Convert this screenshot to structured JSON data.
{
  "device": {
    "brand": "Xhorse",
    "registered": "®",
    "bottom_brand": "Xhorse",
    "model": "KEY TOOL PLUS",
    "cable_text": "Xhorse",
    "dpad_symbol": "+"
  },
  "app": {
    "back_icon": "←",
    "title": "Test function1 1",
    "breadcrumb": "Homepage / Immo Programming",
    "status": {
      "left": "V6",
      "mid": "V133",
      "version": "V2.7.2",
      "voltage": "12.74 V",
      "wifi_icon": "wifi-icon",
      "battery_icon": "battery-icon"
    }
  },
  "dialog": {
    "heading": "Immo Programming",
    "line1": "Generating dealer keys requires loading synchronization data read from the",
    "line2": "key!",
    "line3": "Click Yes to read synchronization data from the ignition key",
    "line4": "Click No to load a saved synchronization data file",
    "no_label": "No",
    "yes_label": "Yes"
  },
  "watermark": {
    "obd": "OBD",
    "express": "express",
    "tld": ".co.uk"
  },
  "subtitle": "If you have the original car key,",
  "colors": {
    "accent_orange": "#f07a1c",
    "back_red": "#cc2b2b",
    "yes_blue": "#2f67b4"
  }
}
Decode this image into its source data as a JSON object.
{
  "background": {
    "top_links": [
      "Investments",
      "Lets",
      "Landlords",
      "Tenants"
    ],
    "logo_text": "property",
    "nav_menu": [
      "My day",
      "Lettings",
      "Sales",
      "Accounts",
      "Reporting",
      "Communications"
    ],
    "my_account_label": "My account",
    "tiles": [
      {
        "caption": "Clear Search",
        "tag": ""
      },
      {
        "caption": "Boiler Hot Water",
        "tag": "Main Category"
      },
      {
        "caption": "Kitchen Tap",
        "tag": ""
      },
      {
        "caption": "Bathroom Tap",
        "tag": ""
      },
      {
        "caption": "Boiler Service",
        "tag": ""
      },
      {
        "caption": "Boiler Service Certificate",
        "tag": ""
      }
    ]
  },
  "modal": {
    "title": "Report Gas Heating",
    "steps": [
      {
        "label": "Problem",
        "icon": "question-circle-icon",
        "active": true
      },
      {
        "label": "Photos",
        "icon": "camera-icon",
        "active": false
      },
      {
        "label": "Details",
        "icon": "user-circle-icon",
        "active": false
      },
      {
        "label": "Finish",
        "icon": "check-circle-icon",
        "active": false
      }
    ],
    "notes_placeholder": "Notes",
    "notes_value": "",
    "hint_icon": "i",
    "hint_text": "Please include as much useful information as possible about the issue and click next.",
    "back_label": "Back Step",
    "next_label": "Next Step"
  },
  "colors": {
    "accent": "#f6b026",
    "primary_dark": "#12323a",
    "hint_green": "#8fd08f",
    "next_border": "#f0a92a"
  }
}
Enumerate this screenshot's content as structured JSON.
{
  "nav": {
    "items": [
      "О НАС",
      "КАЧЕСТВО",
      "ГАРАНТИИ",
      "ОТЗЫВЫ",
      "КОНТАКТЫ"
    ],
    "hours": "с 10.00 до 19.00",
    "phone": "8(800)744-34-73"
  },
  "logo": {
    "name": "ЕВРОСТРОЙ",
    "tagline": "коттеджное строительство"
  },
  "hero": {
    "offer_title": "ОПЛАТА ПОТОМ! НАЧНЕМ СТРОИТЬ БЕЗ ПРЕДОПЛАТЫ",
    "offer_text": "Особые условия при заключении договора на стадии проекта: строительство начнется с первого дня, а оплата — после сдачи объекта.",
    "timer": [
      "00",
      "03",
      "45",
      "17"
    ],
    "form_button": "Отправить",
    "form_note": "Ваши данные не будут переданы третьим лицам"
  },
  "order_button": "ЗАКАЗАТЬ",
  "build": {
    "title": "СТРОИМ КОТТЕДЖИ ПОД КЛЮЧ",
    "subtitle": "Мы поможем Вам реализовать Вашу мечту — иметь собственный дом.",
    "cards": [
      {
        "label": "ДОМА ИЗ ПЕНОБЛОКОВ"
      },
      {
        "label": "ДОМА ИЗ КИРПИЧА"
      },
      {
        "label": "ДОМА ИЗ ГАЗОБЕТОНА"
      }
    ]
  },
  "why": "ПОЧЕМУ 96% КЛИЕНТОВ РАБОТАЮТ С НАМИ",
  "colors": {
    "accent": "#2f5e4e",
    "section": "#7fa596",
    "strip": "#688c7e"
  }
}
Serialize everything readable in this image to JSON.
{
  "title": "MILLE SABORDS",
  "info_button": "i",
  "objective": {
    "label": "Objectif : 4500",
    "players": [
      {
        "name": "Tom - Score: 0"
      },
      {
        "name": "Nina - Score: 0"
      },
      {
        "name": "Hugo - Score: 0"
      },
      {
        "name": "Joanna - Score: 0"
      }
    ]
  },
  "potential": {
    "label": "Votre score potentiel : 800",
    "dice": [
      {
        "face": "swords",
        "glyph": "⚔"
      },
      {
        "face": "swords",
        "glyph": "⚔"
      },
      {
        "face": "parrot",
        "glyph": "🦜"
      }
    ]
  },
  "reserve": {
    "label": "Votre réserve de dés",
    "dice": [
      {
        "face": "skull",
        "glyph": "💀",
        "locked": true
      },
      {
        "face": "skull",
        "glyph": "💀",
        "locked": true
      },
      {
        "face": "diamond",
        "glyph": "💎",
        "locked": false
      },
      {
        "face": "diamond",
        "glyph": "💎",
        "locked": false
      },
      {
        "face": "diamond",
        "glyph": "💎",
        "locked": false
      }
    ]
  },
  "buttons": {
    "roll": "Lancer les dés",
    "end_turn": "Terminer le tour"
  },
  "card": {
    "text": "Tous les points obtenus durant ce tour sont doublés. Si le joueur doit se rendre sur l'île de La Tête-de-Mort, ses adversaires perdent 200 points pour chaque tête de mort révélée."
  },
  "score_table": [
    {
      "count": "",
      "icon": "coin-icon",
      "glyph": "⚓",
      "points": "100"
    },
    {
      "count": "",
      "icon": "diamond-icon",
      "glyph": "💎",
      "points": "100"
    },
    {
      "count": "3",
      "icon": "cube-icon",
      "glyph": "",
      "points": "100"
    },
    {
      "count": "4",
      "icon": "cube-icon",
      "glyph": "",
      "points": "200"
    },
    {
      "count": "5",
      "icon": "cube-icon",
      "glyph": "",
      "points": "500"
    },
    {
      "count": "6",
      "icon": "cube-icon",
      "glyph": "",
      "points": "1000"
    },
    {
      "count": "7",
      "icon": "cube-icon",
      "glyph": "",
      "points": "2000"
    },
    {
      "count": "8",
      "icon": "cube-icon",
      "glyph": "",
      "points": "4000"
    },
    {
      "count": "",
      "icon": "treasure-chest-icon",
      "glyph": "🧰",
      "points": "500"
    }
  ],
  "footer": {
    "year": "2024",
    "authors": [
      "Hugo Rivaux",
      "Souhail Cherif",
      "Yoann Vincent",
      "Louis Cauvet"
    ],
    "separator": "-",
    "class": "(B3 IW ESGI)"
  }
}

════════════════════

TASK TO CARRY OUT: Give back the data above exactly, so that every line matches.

COMPLETED TASK:
Convert this screenshot to structured JSON data.
{
  "device": {
    "brand": "Xhorse",
    "registered": "®",
    "bottom_brand": "Xhorse",
    "model": "KEY TOOL PLUS",
    "cable_text": "Xhorse",
    "dpad_symbol": "+"
  },
  "app": {
    "back_icon": "←",
    "title": "Test function1 1",
    "breadcrumb": "Homepage / Immo Programming",
    "status": {
      "left": "V6",
      "mid": "V133",
      "version": "V2.7.2",
      "voltage": "12.74 V",
      "wifi_icon": "wifi-icon",
      "battery_icon": "battery-icon"
    }
  },
  "dialog": {
    "heading": "Immo Programming",
    "line1": "Generating dealer keys requires loading synchronization data read from the",
    "line2": "key!",
    "line3": "Click Yes to read synchronization data from the ignition key",
    "line4": "Click No to load a saved synchronization data file",
    "no_label": "No",
    "yes_label": "Yes"
  },
  "watermark": {
    "obd": "OBD",
    "express": "express",
    "tld": ".co.uk"
  },
  "subtitle": "If you have the original car key,",
  "colors": {
    "accent_orange": "#f07a1c",
    "back_red": "#cc2b2b",
    "yes_blue": "#2f67b4"
  }
}
Decode this image into its source data as a JSON object.
{
  "background": {
    "top_links": [
      "Investments",
      "Lets",
      "Landlords",
      "Tenants"
    ],
    "logo_text": "property",
    "nav_menu": [
      "My day",
      "Lettings",
      "Sales",
      "Accounts",
      "Reporting",
      "Communications"
    ],
    "my_account_label": "My account",
    "tiles": [
      {
        "caption": "Clear Search",
        "tag": ""
      },
      {
        "caption": "Boiler Hot Water",
        "tag": "Main Category"
      },
      {
        "caption": "Kitchen Tap",
        "tag": ""
      },
      {
        "caption": "Bathroom Tap",
        "tag": ""
      },
      {
        "caption": "Boiler Service",
        "tag": ""
      },
      {
        "caption": "Boiler Service Certificate",
        "tag": ""
      }
    ]
  },
  "modal": {
    "title": "Report Gas Heating",
    "steps": [
      {
        "label": "Problem",
        "icon": "question-circle-icon",
        "active": true
      },
      {
        "label": "Photos",
        "icon": "camera-icon",
        "active": false
      },
      {
        "label": "Details",
        "icon": "user-circle-icon",
        "active": false
      },
      {
        "label": "Finish",
        "icon": "check-circle-icon",
        "active": false
      }
    ],
    "notes_placeholder": "Notes",
    "notes_value": "",
    "hint_icon": "i",
    "hint_text": "Please include as much useful information as possible about the issue and click next.",
    "back_label": "Back Step",
    "next_label": "Next Step"
  },
  "colors": {
    "accent": "#f6b026",
    "primary_dark": "#12323a",
    "hint_green": "#8fd08f",
    "next_border": "#f0a92a"
  }
}
Enumerate this screenshot's content as structured JSON.
{
  "nav": {
    "items": [
      "О НАС",
      "КАЧЕСТВО",
      "ГАРАНТИИ",
      "ОТЗЫВЫ",
      "КОНТАКТЫ"
    ],
    "hours": "с 10.00 до 19.00",
    "phone": "8(800)744-34-73"
  },
  "logo": {
    "name": "ЕВРОСТРОЙ",
    "tagline": "коттеджное строительство"
  },
  "hero": {
    "offer_title": "ОПЛАТА ПОТОМ! НАЧНЕМ СТРОИТЬ БЕЗ ПРЕДОПЛАТЫ",
    "offer_text": "Особые условия при заключении договора на стадии проекта: строительство начнется с первого дня, а оплата — после сдачи объекта.",
    "timer": [
      "00",
      "03",
      "45",
      "17"
    ],
    "form_button": "Отправить",
    "form_note": "Ваши данные не будут переданы третьим лицам"
  },
  "order_button": "ЗАКАЗАТЬ",
  "build": {
    "title": "СТРОИМ КОТТЕДЖИ ПОД КЛЮЧ",
    "subtitle": "Мы поможем Вам реализовать Вашу мечту — иметь собственный дом.",
    "cards": [
      {
        "label": "ДОМА ИЗ ПЕНОБЛОКОВ"
      },
      {
        "label": "ДОМА ИЗ КИРПИЧА"
      },
      {
        "label": "ДОМА ИЗ ГАЗОБЕТОНА"
      }
    ]
  },
  "why": "ПОЧЕМУ 96% КЛИЕНТОВ РАБОТАЮТ С НАМИ",
  "colors": {
    "accent": "#2f5e4e",
    "section": "#7fa596",
    "strip": "#688c7e"
  }
}
Serialize everything readable in this image to JSON.
{
  "title": "MILLE SABORDS",
  "info_button": "i",
  "objective": {
    "label": "Objectif : 4500",
    "players": [
      {
        "name": "Tom - Score: 0"
      },
      {
        "name": "Nina - Score: 0"
      },
      {
        "name": "Hugo - Score: 0"
      },
      {
        "name": "Joanna - Score: 0"
      }
    ]
  },
  "potential": {
    "label": "Votre score potentiel : 800",
    "dice": [
      {
        "face": "swords",
        "glyph": "⚔"
      },
      {
        "face": "swords",
        "glyph": "⚔"
      },
      {
        "face": "parrot",
        "glyph": "🦜"
      }
    ]
  },
  "reserve": {
    "label": "Votre réserve de dés",
    "dice": [
      {
        "face": "skull",
        "glyph": "💀",
        "locked": true
      },
      {
        "face": "skull",
        "glyph": "💀",
        "locked": true
      },
      {
        "face": "diamond",
        "glyph": "💎",
        "locked": false
      },
      {
        "face": "diamond",
        "glyph": "💎",
        "locked": false
      },
      {
        "face": "diamond",
        "glyph": "💎",
        "locked": false
      }
    ]
  },
  "buttons": {
    "roll": "Lancer les dés",
    "end_turn": "Terminer le tour"
  },
  "card": {
    "text": "Tous les points obtenus durant ce tour sont doublés. Si le joueur doit se rendre sur l'île de La Tête-de-Mort, ses adversaires perdent 200 points pour chaque tête de mort révélée."
  },
  "score_table": [
    {
      "count": "",
      "icon": "coin-icon",
      "glyph": "⚓",
      "points": "100"
    },
    {
      "count": "",
      "icon": "diamond-icon",
      "glyph": "💎",
      "points": "100"
    },
    {
      "count": "3",
      "icon": "cube-icon",
      "glyph": "",
      "points": "100"
    },
    {
      "count": "4",
      "icon": "cube-icon",
      "glyph": "",
      "points": "200"
    },
    {
      "count": "5",
      "icon": "cube-icon",
      "glyph": "",
      "points": "500"
    },
    {
      "count": "6",
      "icon": "cube-icon",
      "glyph": "",
      "points": "1000"
    },
    {
      "count": "7",
      "icon": "cube-icon",
      "glyph": "",
      "points": "2000"
    },
    {
      "count": "8",
      "icon": "cube-icon",
      "glyph": "",
      "points": "4000"
    },
    {
      "count": "",
      "icon": "treasure-chest-icon",
      "glyph": "🧰",
      "points": "500"
    }
  ],
  "footer": {
    "year": "2024",
    "authors": [
      "Hugo Rivaux",
      "Souhail Cherif",
      "Yoann Vincent",
      "Louis Cauvet"
    ],
    "separator": "-",
    "class": "(B3 IW ESGI)"
  }
}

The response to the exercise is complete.